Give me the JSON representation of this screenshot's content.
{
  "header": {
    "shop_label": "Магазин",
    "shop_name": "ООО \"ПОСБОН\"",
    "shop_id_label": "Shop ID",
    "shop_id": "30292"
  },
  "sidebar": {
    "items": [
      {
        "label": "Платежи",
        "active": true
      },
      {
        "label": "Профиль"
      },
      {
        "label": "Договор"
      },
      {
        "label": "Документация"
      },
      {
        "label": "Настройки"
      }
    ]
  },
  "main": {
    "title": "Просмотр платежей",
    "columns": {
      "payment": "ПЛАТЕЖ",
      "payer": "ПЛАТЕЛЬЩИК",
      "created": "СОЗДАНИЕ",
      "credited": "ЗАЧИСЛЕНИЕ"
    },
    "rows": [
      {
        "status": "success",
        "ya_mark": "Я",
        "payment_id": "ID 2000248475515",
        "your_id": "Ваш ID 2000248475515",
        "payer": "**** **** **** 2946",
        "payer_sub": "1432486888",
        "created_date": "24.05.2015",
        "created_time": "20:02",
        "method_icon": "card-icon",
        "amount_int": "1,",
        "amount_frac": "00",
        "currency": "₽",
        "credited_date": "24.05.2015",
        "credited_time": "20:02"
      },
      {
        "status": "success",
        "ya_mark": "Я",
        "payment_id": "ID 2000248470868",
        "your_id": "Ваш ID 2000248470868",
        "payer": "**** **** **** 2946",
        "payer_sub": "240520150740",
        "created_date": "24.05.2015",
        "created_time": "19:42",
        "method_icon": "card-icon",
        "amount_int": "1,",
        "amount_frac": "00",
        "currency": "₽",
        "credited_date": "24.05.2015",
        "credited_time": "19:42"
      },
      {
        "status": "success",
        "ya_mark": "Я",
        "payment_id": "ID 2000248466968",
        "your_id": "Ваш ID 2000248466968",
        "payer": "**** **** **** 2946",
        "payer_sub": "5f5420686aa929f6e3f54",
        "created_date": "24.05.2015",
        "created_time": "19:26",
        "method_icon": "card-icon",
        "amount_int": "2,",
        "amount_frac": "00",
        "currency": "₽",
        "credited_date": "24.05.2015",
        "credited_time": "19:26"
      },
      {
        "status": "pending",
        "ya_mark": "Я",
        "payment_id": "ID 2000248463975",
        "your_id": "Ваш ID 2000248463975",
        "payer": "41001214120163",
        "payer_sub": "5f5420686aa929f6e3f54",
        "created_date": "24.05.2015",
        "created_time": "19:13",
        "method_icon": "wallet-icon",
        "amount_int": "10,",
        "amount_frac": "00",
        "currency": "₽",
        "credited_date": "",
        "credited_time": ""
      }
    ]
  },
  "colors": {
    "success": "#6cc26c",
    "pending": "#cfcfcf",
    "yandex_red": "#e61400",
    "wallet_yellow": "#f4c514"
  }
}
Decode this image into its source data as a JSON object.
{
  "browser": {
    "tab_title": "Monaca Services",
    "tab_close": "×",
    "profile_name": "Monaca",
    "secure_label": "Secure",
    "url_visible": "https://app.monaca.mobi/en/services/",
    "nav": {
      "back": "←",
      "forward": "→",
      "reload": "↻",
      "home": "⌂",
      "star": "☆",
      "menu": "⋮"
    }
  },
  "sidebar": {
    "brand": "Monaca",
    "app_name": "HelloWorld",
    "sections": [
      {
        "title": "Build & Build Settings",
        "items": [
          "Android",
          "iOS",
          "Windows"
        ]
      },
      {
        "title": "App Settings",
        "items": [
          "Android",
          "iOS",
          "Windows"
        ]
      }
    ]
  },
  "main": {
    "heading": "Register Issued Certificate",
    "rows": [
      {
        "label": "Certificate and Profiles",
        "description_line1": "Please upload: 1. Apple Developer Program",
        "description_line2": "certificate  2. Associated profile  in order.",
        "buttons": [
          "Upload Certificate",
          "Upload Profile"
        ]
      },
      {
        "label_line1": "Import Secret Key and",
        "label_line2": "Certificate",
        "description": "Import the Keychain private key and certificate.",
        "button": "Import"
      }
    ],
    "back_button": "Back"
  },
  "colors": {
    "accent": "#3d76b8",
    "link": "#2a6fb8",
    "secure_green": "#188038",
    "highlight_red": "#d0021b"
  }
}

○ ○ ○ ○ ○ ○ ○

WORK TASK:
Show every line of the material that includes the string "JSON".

TASK SOLUTION:
Give me the JSON representation of this screenshot's content.
Decode this image into its source data as a JSON object.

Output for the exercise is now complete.